Best advice you ever received?
It was a quote actually: “Whatever you can do, or dream you can do, begin it. Boldness has genius, power and magic within it.”
Is there a person who has had a profound influence on you?
I would have to say my father. He always seemed to say the right things at the right time, give clear reasoning as to consequences (even if it was a “metacarpal reflex,” as he phrased it) and never hesitated to stand up for what was right. He could balance these things with an incredible sense of humor and a high level of intelligence.
Practice missions can be analyzed from one of DAGIR’s observation towers, like the one pictured above.
Sundt has completed the U.S. military’s first fully computerized target practice range at Fort Bliss Army Post, Texas: a high-profile project called DAGIR, which stands for Digital Air-Ground Integration Range. The facility will be used to train U.S. soldiers and the armies of several U.S. allies for combat missions on the ground and from the air.
What makes the range unique is the fact that the targets are controlled digitally, which allows for the creation of unlimited combat scenarios. Sensors in the targets and the vehicles gather information that then becomes part of the review and feedback process. After soldiers complete a simulated mission on the range, they return to the After Action Review (AAR) building to view a recording and debrief with their superiors.

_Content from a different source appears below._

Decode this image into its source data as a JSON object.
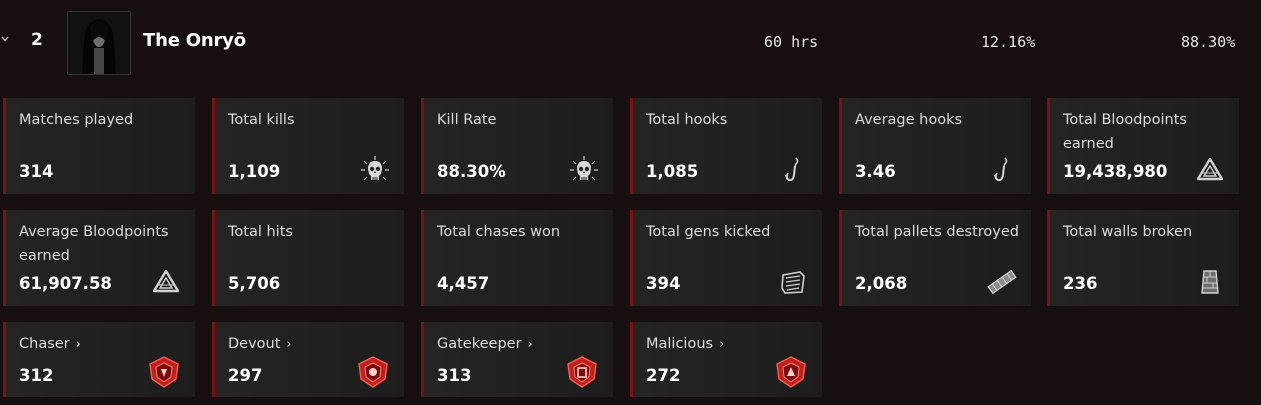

The $32 million heavy civil construction project included construction of 23 miles of tank trails, installation of 200 pre-cast concrete targets, and construction of six support buildings. The targets required approximately 11,000 concrete blocks, all of which were made by Sundt’s Concrete Division using an efficient assembly line approach that boosted productivity rates by more than 30 percent over what was originally projected.